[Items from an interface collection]
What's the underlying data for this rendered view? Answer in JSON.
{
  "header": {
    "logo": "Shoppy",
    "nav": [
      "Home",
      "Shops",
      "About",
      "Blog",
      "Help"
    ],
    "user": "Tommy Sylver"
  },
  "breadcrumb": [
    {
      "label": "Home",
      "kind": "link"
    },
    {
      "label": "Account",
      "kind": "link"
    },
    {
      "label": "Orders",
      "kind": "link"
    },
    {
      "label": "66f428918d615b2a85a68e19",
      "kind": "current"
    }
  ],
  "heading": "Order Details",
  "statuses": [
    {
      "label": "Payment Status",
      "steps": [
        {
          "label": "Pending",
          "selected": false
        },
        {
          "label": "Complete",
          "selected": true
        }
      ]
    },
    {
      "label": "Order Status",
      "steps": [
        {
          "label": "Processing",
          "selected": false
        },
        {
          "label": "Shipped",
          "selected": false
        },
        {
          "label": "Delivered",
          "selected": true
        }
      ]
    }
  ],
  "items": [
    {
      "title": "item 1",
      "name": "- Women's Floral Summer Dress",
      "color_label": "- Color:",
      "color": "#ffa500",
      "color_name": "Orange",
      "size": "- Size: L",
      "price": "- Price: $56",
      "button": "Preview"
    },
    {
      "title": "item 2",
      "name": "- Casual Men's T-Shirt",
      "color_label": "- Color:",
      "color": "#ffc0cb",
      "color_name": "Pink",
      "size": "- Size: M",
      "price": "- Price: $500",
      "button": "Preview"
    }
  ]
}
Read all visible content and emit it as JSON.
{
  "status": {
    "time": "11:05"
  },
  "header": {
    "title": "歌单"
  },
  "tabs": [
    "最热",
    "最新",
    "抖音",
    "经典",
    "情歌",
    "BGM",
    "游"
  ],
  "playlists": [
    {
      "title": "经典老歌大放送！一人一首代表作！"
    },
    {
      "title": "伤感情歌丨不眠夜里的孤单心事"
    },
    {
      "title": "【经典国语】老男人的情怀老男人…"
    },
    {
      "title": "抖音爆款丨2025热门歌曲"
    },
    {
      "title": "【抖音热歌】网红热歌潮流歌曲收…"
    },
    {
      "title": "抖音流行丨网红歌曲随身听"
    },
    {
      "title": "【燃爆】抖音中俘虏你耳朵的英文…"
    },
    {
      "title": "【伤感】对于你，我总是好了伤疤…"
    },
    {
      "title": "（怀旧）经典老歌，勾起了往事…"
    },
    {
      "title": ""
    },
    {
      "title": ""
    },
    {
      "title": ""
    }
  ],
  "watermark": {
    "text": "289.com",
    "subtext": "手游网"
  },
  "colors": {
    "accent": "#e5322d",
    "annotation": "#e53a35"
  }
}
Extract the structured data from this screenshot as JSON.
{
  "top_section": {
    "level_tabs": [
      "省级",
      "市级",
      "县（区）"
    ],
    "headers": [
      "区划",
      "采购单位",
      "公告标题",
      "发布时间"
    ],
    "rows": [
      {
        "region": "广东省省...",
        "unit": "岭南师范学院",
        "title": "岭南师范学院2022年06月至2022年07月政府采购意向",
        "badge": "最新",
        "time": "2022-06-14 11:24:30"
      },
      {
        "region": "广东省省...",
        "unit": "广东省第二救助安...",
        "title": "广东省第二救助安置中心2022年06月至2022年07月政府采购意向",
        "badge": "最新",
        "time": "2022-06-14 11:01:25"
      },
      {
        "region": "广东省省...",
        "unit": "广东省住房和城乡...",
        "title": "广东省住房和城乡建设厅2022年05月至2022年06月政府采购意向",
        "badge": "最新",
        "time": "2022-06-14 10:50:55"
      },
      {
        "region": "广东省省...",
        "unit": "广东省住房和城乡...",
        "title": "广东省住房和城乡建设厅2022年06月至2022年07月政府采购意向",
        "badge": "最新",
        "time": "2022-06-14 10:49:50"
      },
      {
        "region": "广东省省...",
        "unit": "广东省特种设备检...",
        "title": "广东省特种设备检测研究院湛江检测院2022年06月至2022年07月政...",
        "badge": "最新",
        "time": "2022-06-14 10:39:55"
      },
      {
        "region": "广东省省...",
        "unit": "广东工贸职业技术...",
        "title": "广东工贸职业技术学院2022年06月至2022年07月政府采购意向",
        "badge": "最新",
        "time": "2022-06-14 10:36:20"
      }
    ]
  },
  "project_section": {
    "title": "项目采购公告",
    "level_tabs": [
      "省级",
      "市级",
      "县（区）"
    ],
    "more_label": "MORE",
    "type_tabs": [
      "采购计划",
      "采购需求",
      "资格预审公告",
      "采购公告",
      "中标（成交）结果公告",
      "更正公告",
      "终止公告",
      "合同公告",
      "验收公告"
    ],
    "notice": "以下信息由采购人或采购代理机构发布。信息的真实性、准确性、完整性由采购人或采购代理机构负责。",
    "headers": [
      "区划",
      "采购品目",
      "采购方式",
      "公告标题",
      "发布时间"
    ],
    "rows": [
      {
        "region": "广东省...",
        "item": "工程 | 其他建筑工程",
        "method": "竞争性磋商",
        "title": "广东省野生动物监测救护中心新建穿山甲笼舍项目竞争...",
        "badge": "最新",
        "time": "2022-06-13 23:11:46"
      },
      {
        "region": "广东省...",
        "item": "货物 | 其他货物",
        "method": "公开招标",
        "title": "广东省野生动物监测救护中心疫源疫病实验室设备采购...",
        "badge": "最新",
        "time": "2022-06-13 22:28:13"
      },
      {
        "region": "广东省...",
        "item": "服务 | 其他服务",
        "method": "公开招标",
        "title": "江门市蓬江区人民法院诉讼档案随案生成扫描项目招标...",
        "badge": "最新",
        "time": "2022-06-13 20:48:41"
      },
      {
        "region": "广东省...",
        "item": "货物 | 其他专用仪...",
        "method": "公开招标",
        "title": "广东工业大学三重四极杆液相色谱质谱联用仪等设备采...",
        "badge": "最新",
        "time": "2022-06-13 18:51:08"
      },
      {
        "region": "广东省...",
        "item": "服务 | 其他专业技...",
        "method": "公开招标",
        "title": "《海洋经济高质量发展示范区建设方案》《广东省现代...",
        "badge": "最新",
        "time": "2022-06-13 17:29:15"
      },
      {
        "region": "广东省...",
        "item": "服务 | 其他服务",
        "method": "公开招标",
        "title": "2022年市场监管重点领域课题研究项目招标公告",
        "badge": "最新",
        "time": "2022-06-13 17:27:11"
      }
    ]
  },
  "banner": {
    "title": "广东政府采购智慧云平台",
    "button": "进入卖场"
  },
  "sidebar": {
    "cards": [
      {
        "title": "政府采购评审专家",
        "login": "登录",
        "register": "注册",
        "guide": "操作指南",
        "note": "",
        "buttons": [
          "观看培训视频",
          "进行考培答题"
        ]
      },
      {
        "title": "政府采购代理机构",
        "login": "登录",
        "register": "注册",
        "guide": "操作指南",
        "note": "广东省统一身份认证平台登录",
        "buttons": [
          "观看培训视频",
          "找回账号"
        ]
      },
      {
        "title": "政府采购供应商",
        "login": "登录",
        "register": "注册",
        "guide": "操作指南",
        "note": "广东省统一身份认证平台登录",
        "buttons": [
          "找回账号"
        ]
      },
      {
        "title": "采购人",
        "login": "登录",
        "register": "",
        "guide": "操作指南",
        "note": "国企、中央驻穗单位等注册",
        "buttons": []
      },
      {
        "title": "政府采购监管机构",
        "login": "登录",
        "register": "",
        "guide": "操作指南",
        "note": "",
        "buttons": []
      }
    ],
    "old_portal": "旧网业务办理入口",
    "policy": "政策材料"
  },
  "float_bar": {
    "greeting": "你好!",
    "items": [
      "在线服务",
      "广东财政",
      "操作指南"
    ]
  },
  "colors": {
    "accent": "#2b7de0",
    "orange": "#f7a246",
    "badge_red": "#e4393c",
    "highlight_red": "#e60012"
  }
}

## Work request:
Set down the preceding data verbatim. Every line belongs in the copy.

## The completed task:
What's the underlying data for this rendered view? Answer in JSON.
{
  "header": {
    "logo": "Shoppy",
    "nav": [
      "Home",
      "Shops",
      "About",
      "Blog",
      "Help"
    ],
    "user": "Tommy Sylver"
  },
  "breadcrumb": [
    {
      "label": "Home",
      "kind": "link"
    },
    {
      "label": "Account",
      "kind": "link"
    },
    {
      "label": "Orders",
      "kind": "link"
    },
    {
      "label": "66f428918d615b2a85a68e19",
      "kind": "current"
    }
  ],
  "heading": "Order Details",
  "statuses": [
    {
      "label": "Payment Status",
      "steps": [
        {
          "label": "Pending",
          "selected": false
        },
        {
          "label": "Complete",
          "selected": true
        }
      ]
    },
    {
      "label": "Order Status",
      "steps": [
        {
          "label": "Processing",
          "selected": false
        },
        {
          "label": "Shipped",
          "selected": false
        },
        {
          "label": "Delivered",
          "selected": true
        }
      ]
    }
  ],
  "items": [
    {
      "title": "item 1",
      "name": "- Women's Floral Summer Dress",
      "color_label": "- Color:",
      "color": "#ffa500",
      "color_name": "Orange",
      "size": "- Size: L",
      "price": "- Price: $56",
      "button": "Preview"
    },
    {
      "title": "item 2",
      "name": "- Casual Men's T-Shirt",
      "color_label": "- Color:",
      "color": "#ffc0cb",
      "color_name": "Pink",
      "size": "- Size: M",
      "price": "- Price: $500",
      "button": "Preview"
    }
  ]
}
Read all visible content and emit it as JSON.
{
  "status": {
    "time": "11:05"
  },
  "header": {
    "title": "歌单"
  },
  "tabs": [
    "最热",
    "最新",
    "抖音",
    "经典",
    "情歌",
    "BGM",
    "游"
  ],
  "playlists": [
    {
      "title": "经典老歌大放送！一人一首代表作！"
    },
    {
      "title": "伤感情歌丨不眠夜里的孤单心事"
    },
    {
      "title": "【经典国语】老男人的情怀老男人…"
    },
    {
      "title": "抖音爆款丨2025热门歌曲"
    },
    {
      "title": "【抖音热歌】网红热歌潮流歌曲收…"
    },
    {
      "title": "抖音流行丨网红歌曲随身听"
    },
    {
      "title": "【燃爆】抖音中俘虏你耳朵的英文…"
    },
    {
      "title": "【伤感】对于你，我总是好了伤疤…"
    },
    {
      "title": "（怀旧）经典老歌，勾起了往事…"
    },
    {
      "title": ""
    },
    {
      "title": ""
    },
    {
      "title": ""
    }
  ],
  "watermark": {
    "text": "289.com",
    "subtext": "手游网"
  },
  "colors": {
    "accent": "#e5322d",
    "annotation": "#e53a35"
  }
}
Extract the structured data from this screenshot as JSON.
{
  "top_section": {
    "level_tabs": [
      "省级",
      "市级",
      "县（区）"
    ],
    "headers": [
      "区划",
      "采购单位",
      "公告标题",
      "发布时间"
    ],
    "rows": [
      {
        "region": "广东省省...",
        "unit": "岭南师范学院",
        "title": "岭南师范学院2022年06月至2022年07月政府采购意向",
        "badge": "最新",
        "time": "2022-06-14 11:24:30"
      },
      {
        "region": "广东省省...",
        "unit": "广东省第二救助安...",
        "title": "广东省第二救助安置中心2022年06月至2022年07月政府采购意向",
        "badge": "最新",
        "time": "2022-06-14 11:01:25"
      },
      {
        "region": "广东省省...",
        "unit": "广东省住房和城乡...",
        "title": "广东省住房和城乡建设厅2022年05月至2022年06月政府采购意向",
        "badge": "最新",
        "time": "2022-06-14 10:50:55"
      },
      {
        "region": "广东省省...",
        "unit": "广东省住房和城乡...",
        "title": "广东省住房和城乡建设厅2022年06月至2022年07月政府采购意向",
        "badge": "最新",
        "time": "2022-06-14 10:49:50"
      },
      {
        "region": "广东省省...",
        "unit": "广东省特种设备检...",
        "title": "广东省特种设备检测研究院湛江检测院2022年06月至2022年07月政...",
        "badge": "最新",
        "time": "2022-06-14 10:39:55"
      },
      {
        "region": "广东省省...",
        "unit": "广东工贸职业技术...",
        "title": "广东工贸职业技术学院2022年06月至2022年07月政府采购意向",
        "badge": "最新",
        "time": "2022-06-14 10:36:20"
      }
    ]
  },
  "project_section": {
    "title": "项目采购公告",
    "level_tabs": [
      "省级",
      "市级",
      "县（区）"
    ],
    "more_label": "MORE",
    "type_tabs": [
      "采购计划",
      "采购需求",
      "资格预审公告",
      "采购公告",
      "中标（成交）结果公告",
      "更正公告",
      "终止公告",
      "合同公告",
      "验收公告"
    ],
    "notice": "以下信息由采购人或采购代理机构发布。信息的真实性、准确性、完整性由采购人或采购代理机构负责。",
    "headers": [
      "区划",
      "采购品目",
      "采购方式",
      "公告标题",
      "发布时间"
    ],
    "rows": [
      {
        "region": "广东省...",
        "item": "工程 | 其他建筑工程",
        "method": "竞争性磋商",
        "title": "广东省野生动物监测救护中心新建穿山甲笼舍项目竞争...",
        "badge": "最新",
        "time": "2022-06-13 23:11:46"
      },
      {
        "region": "广东省...",
        "item": "货物 | 其他货物",
        "method": "公开招标",
        "title": "广东省野生动物监测救护中心疫源疫病实验室设备采购...",
        "badge": "最新",
        "time": "2022-06-13 22:28:13"
      },
      {
        "region": "广东省...",
        "item": "服务 | 其他服务",
        "method": "公开招标",
        "title": "江门市蓬江区人民法院诉讼档案随案生成扫描项目招标...",
        "badge": "最新",
        "time": "2022-06-13 20:48:41"
      },
      {
        "region": "广东省...",
        "item": "货物 | 其他专用仪...",
        "method": "公开招标",
        "title": "广东工业大学三重四极杆液相色谱质谱联用仪等设备采...",
        "badge": "最新",
        "time": "2022-06-13 18:51:08"
      },
      {
        "region": "广东省...",
        "item": "服务 | 其他专业技...",
        "method": "公开招标",
        "title": "《海洋经济高质量发展示范区建设方案》《广东省现代...",
        "badge": "最新",
        "time": "2022-06-13 17:29:15"
      },
      {
        "region": "广东省...",
        "item": "服务 | 其他服务",
        "method": "公开招标",
        "title": "2022年市场监管重点领域课题研究项目招标公告",
        "badge": "最新",
        "time": "2022-06-13 17:27:11"
      }
    ]
  },
  "banner": {
    "title": "广东政府采购智慧云平台",
    "button": "进入卖场"
  },
  "sidebar": {
    "cards": [
      {
        "title": "政府采购评审专家",
        "login": "登录",
        "register": "注册",
        "guide": "操作指南",
        "note": "",
        "buttons": [
          "观看培训视频",
          "进行考培答题"
        ]
      },
      {
        "title": "政府采购代理机构",
        "login": "登录",
        "register": "注册",
        "guide": "操作指南",
        "note": "广东省统一身份认证平台登录",
        "buttons": [
          "观看培训视频",
          "找回账号"
        ]
      },
      {
        "title": "政府采购供应商",
        "login": "登录",
        "register": "注册",
        "guide": "操作指南",
        "note": "广东省统一身份认证平台登录",
        "buttons": [
          "找回账号"
        ]
      },
      {
        "title": "采购人",
        "login": "登录",
        "register": "",
        "guide": "操作指南",
        "note": "国企、中央驻穗单位等注册",
        "buttons": []
      },
      {
        "title": "政府采购监管机构",
        "login": "登录",
        "register": "",
        "guide": "操作指南",
        "note": "",
        "buttons": []
      }
    ],
    "old_portal": "旧网业务办理入口",
    "policy": "政策材料"
  },
  "float_bar": {
    "greeting": "你好!",
    "items": [
      "在线服务",
      "广东财政",
      "操作指南"
    ]
  },
  "colors": {
    "accent": "#2b7de0",
    "orange": "#f7a246",
    "badge_red": "#e4393c",
    "highlight_red": "#e60012"
  }
}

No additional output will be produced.